She starts to roll her eyes.
I try to think before I answer her. The best example of a dead settled woman I could give Jade is Liz. She paces through her days tight and anxious in her sunleathered skin, the outline left by her absent wedding band still encircles her ring finger thick and white. She still says after seven years that she and Ryan are separated though it’s been seven years and she’s the one who left him. Neither of them knew how to help Jade cope so they turned on each other. I know I can’t talk to Jade about Liz this way.
I think about how different Jade used to be on the subject of using her situation to educate the public on the subject of disability awareness when she was little and first came to town. She used to be so patient. Whenever strangers came into my shop and asked Jade what she had, she’d tell them cerebral palsy because she was born premature. When some of them ventured to use the simile that she had CP “like retard Dan the can man”, she would tell them using that word wasn’t nice but yes he also had cerebral palsy, although he had a different kind. Dan walks straight but it doesn’t take people long to notice the slowed cogs in his lost, boyish mind. About the time she started seventh grade, she stopped answering strangers’ questions about her limitations with anything but glaring silence.
I don’t blame her for not wanting to recite the litany of what she is or isn’t, what accidents may have occurred at the hour of her birth. No one compares with anyone. I know that I’ve got to tell her I’m sick in an effort to keep her from becoming a complete twit. As I start to tell her, I can’t help but think about how far she still seems to be from being grown.

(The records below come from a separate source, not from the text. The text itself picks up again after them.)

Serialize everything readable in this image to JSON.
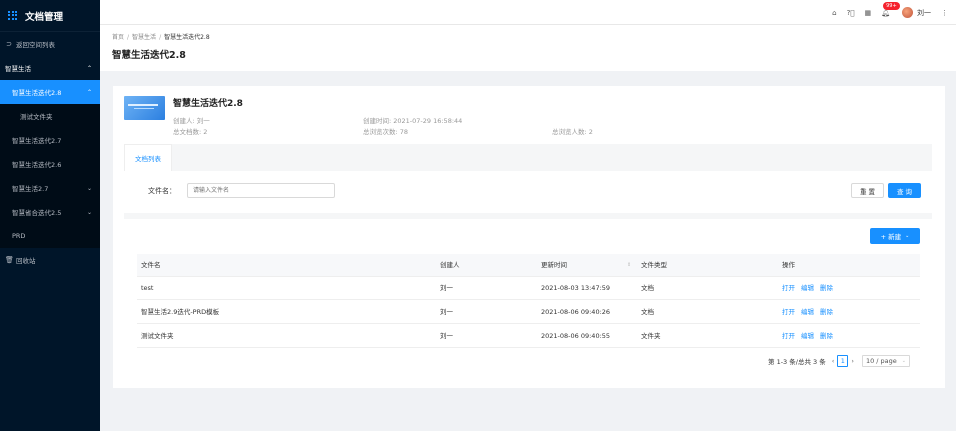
{
  "app": {
    "title": "文档管理"
  },
  "sidebar": {
    "back": "返回空间列表",
    "group": "智慧生活",
    "items": [
      {
        "label": "智慧生活迭代2.8",
        "active": true
      },
      {
        "label": "测试文件夹"
      },
      {
        "label": "智慧生活迭代2.7"
      },
      {
        "label": "智慧生活迭代2.6"
      },
      {
        "label": "智慧生活2.7"
      },
      {
        "label": "智慧省合迭代2.5"
      },
      {
        "label": "PRD"
      }
    ],
    "recycle": "回收站"
  },
  "header": {
    "badge": "99+",
    "user": "刘一"
  },
  "breadcrumb": {
    "home": "首页",
    "space": "智慧生活",
    "current": "智慧生活迭代2.8"
  },
  "page_title": "智慧生活迭代2.8",
  "info": {
    "title": "智慧生活迭代2.8",
    "creator": "创建人: 刘一",
    "created_time": "创建时间: 2021-07-29 16:58:44",
    "doc_count": "总文档数: 2",
    "views": "总浏览次数: 78",
    "viewers": "总浏览人数: 2"
  },
  "tabs": {
    "doc_list": "文档列表"
  },
  "filter": {
    "label": "文件名：",
    "placeholder": "请输入文件名",
    "reset": "重 置",
    "query": "查 询"
  },
  "new_button": "+ 新建",
  "table": {
    "headers": [
      "文件名",
      "创建人",
      "更新时间",
      "文件类型",
      "操作"
    ],
    "rows": [
      {
        "name": "test",
        "creator": "刘一",
        "updated": "2021-08-03 13:47:59",
        "type": "文档"
      },
      {
        "name": "智慧生活2.9迭代-PRD模板",
        "creator": "刘一",
        "updated": "2021-08-06 09:40:26",
        "type": "文档"
      },
      {
        "name": "测试文件夹",
        "creator": "刘一",
        "updated": "2021-08-06 09:40:55",
        "type": "文件夹"
      }
    ],
    "actions": {
      "open": "打开",
      "edit": "编辑",
      "delete": "删除"
    }
  },
  "pagination": {
    "summary": "第 1-3 条/总共 3 条",
    "page": "1",
    "page_size": "10 / page"
  },
  "colors": {
    "primary": "#1890ff",
    "sidebar_bg": "#001529",
    "badge": "#f5222d"
  }
}
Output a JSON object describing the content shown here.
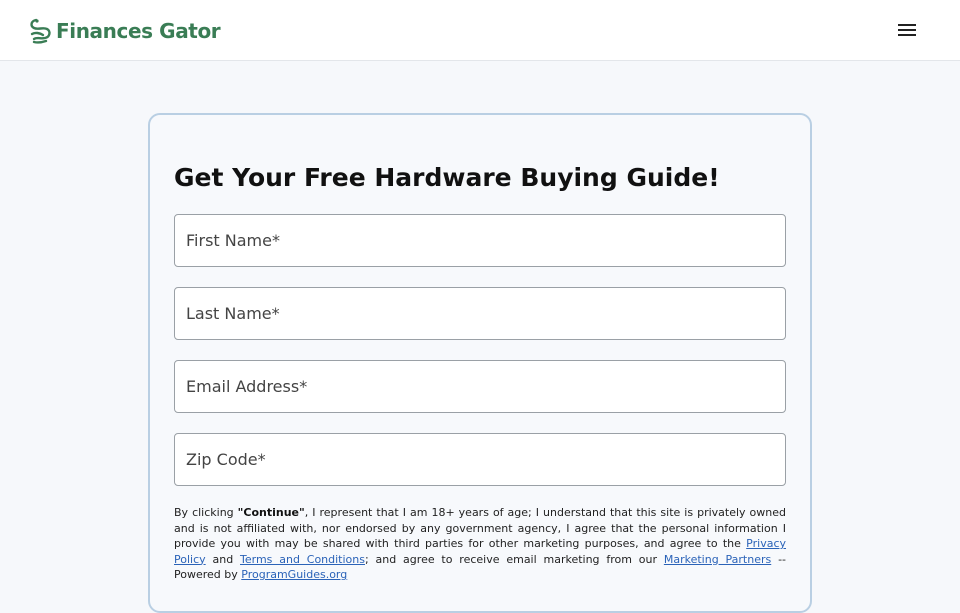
{
  "header": {
    "brand": "Finances Gator",
    "brand_color": "#3a7d55",
    "logo_icon": "gator-coil-icon",
    "menu_icon": "hamburger-menu-icon"
  },
  "form": {
    "title": "Get Your Free Hardware Buying Guide!",
    "fields": [
      {
        "placeholder": "First Name*",
        "value": ""
      },
      {
        "placeholder": "Last Name*",
        "value": ""
      },
      {
        "placeholder": "Email Address*",
        "value": ""
      },
      {
        "placeholder": "Zip Code*",
        "value": ""
      }
    ]
  },
  "disclaimer": {
    "prefix": "By clicking ",
    "continue_word": "\"Continue\"",
    "part1": ", I represent that I am 18+ years of age; I understand that this site is privately owned and is not affiliated with, nor endorsed by any government agency, I agree that the personal information I provide you with may be shared with third parties for other marketing purposes, and agree to the ",
    "privacy_link": "Privacy Policy",
    "and_word": " and ",
    "terms_link": "Terms and Conditions",
    "part2": "; and agree to receive email marketing from our ",
    "partners_link": "Marketing Partners",
    "part3": " -- Powered by ",
    "powered_link": "ProgramGuides.org"
  }
}
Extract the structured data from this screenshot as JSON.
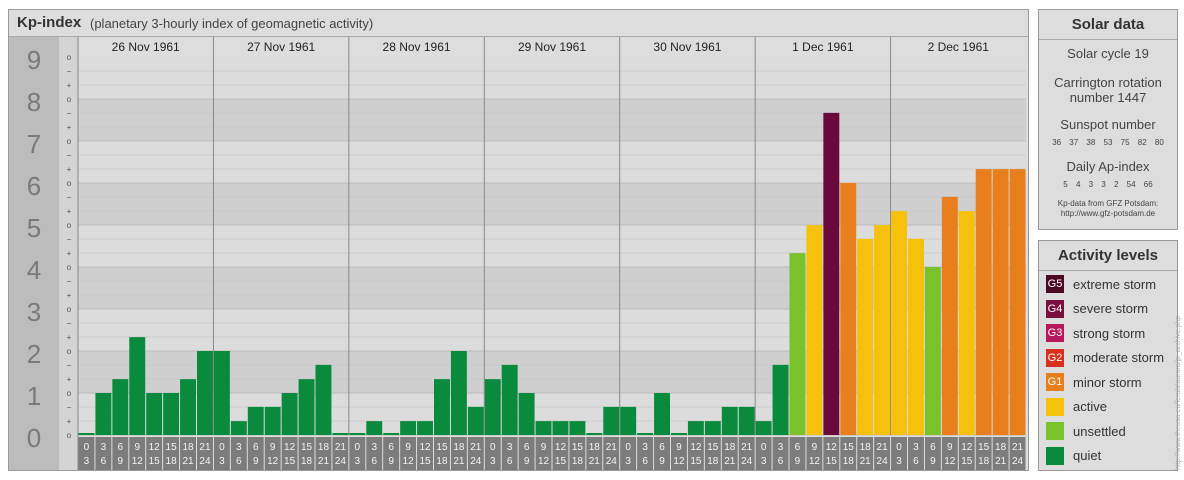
{
  "title": {
    "main": "Kp-index",
    "sub": "(planetary 3-hourly index of geomagnetic activity)"
  },
  "chart_data": {
    "type": "bar",
    "title": "Kp-index",
    "ylim": [
      0,
      9
    ],
    "y_ticks": [
      "0",
      "1",
      "2",
      "3",
      "4",
      "5",
      "6",
      "7",
      "8",
      "9"
    ],
    "y_subticks": [
      "−",
      "o",
      "+"
    ],
    "days": [
      "26 Nov 1961",
      "27 Nov 1961",
      "28 Nov 1961",
      "29 Nov 1961",
      "30 Nov 1961",
      "1 Dec 1961",
      "2 Dec 1961"
    ],
    "interval_starts": [
      "0",
      "3",
      "6",
      "9",
      "12",
      "15",
      "18",
      "21"
    ],
    "interval_ends": [
      "3",
      "6",
      "9",
      "12",
      "15",
      "18",
      "21",
      "24"
    ],
    "values": [
      0.0,
      1.0,
      1.33,
      2.33,
      1.0,
      1.0,
      1.33,
      2.0,
      2.0,
      0.33,
      0.67,
      0.67,
      1.0,
      1.33,
      1.67,
      0.0,
      0.0,
      0.33,
      0.0,
      0.33,
      0.33,
      1.33,
      2.0,
      0.67,
      1.33,
      1.67,
      1.0,
      0.33,
      0.33,
      0.33,
      0.0,
      0.67,
      0.67,
      0.0,
      1.0,
      0.0,
      0.33,
      0.33,
      0.67,
      0.67,
      0.33,
      1.67,
      4.33,
      5.0,
      7.67,
      6.0,
      4.67,
      5.0,
      5.33,
      4.67,
      4.0,
      5.67,
      5.33,
      6.33,
      6.33,
      6.33
    ],
    "levels": [
      {
        "max": 3.5,
        "color": "#0a8a3c"
      },
      {
        "max": 4.5,
        "color": "#7ac229"
      },
      {
        "max": 5.5,
        "color": "#f5c10a"
      },
      {
        "max": 6.5,
        "color": "#e87e1c"
      },
      {
        "max": 7.5,
        "color": "#d82f1e"
      },
      {
        "max": 9.0,
        "color": "#6a0a3c"
      }
    ]
  },
  "solar": {
    "header": "Solar data",
    "cycle": "Solar cycle 19",
    "carrington_1": "Carrington rotation",
    "carrington_2": "number 1447",
    "sunspot_label": "Sunspot number",
    "sunspot_values": "36 37 38 53 75 82 80",
    "ap_label": "Daily Ap-index",
    "ap_values": "5 4 3 3 2 54 66",
    "source_1": "Kp-data from GFZ Potsdam:",
    "source_2": "http://www.gfz-potsdam.de"
  },
  "legend": {
    "header": "Activity levels",
    "items": [
      {
        "code": "G5",
        "label": "extreme storm",
        "color": "#4a0a24"
      },
      {
        "code": "G4",
        "label": "severe storm",
        "color": "#7a0e3c"
      },
      {
        "code": "G3",
        "label": "strong storm",
        "color": "#b8165a"
      },
      {
        "code": "G2",
        "label": "moderate storm",
        "color": "#d82f1e"
      },
      {
        "code": "G1",
        "label": "minor storm",
        "color": "#e87e1c"
      },
      {
        "code": "",
        "label": "active",
        "color": "#f5c10a"
      },
      {
        "code": "",
        "label": "unsettled",
        "color": "#7ac229"
      },
      {
        "code": "",
        "label": "quiet",
        "color": "#0a8a3c"
      }
    ]
  },
  "watermark": "http://www.theusa-eu/ferals/aurora/jp_archive.php"
}
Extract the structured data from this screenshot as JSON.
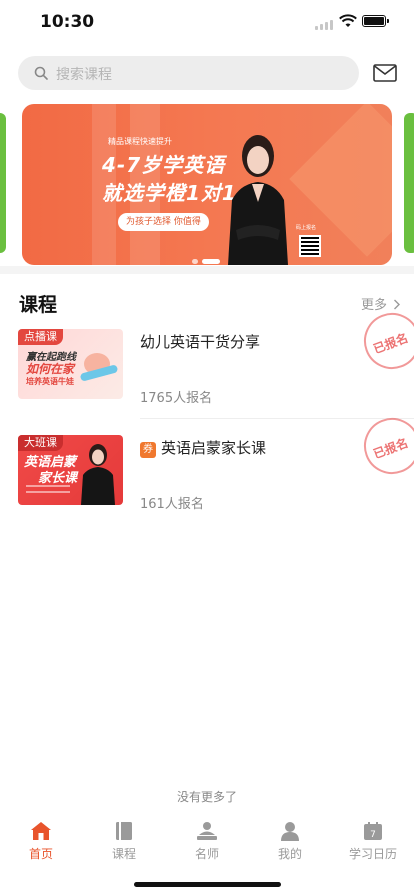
{
  "status": {
    "time": "10:30"
  },
  "search": {
    "placeholder": "搜索课程"
  },
  "banner": {
    "label": "精品课程快速提升",
    "headline_1": "4-7岁学英语",
    "headline_2": "就选学橙1对1",
    "pill": "为孩子选择 你值得",
    "qr_caption": "码上报名"
  },
  "section": {
    "title": "课程",
    "more": "更多"
  },
  "courses": [
    {
      "tag": "点播课",
      "thumb_line1": "赢在起跑线",
      "thumb_line2": "如何在家",
      "thumb_line3": "培养英语牛娃",
      "title": "幼儿英语干货分享",
      "count": "1765人报名",
      "stamp": "已报名"
    },
    {
      "tag": "大班课",
      "thumb_line1": "英语启蒙",
      "thumb_line2": "家长课",
      "coupon": "券",
      "title": "英语启蒙家长课",
      "count": "161人报名",
      "stamp": "已报名"
    }
  ],
  "footer": {
    "no_more": "没有更多了"
  },
  "tabs": [
    {
      "label": "首页",
      "icon": "home-icon",
      "active": true
    },
    {
      "label": "课程",
      "icon": "book-icon"
    },
    {
      "label": "名师",
      "icon": "teacher-icon"
    },
    {
      "label": "我的",
      "icon": "person-icon"
    },
    {
      "label": "学习日历",
      "icon": "calendar-icon",
      "calendar_day": "7"
    }
  ],
  "colors": {
    "accent": "#e8542c",
    "banner": "#f26a44",
    "green_card": "#6abf3f",
    "tag_red": "#e3473f"
  }
}
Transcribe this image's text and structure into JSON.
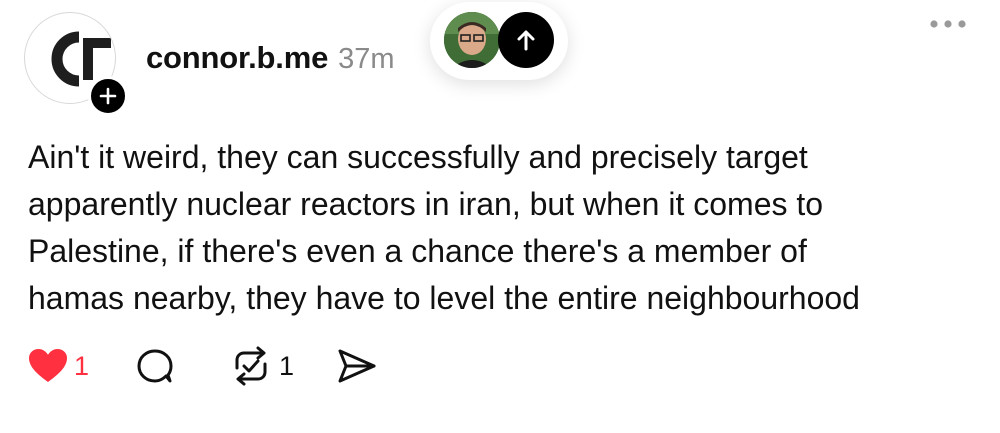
{
  "author": {
    "username": "connor.b.me",
    "time_ago": "37m",
    "avatar_initials": "CF"
  },
  "post": {
    "lines": [
      "Ain't it weird, they can successfully and precisely target",
      "apparently nuclear reactors in iran, but when it comes to",
      "Palestine, if there's even a chance there's a member of",
      "hamas nearby, they have to level the entire neighbourhood"
    ]
  },
  "actions": {
    "likes": "1",
    "reposts": "1"
  },
  "icons": {
    "follow": "plus-icon",
    "more": "more-horizontal-icon",
    "scroll_top": "arrow-up-icon",
    "like": "heart-icon",
    "reply": "comment-bubble-icon",
    "repost": "repost-icon",
    "share": "send-icon"
  },
  "colors": {
    "like_active": "#ff3040",
    "text": "#111111",
    "muted": "#8a8a8a"
  }
}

“Jade, baby, it’s true what your dad said years ago, I’m sick. For now, I’m stable. I don’t know how long that’ll last. Just don’t grow up to be vapid; this place can suffocate.”
“So wait, you really do have AIDS, like those old bats Dad goes to church with have been saying you do?”
Her brows knit and I can see hurt and anger seething in her face. I don’t know whether she’s shocked or feels betrayed since I’ve rarely kept anything major from her. The impulse to defend myself presses against my chest. Once she starts to speak again, I realize she’s just frightened for me.
“How long?” she asks me, weary after all the young friends she’s had and lost. She’s too fluent in the language of childhood diseases like cancer and muscular dystrophy.
“I don’t know. It’s never the disease itself that takes you. As I said, for now I’m stable.”
“I love you.” She hugs me.
“I wish you could fly away from this.”
Stacye Cline- Robinson has a master's degree in creative writing from Ball State University and lives with her beloved husband Ryne and their cat Calvin in Indianapolis.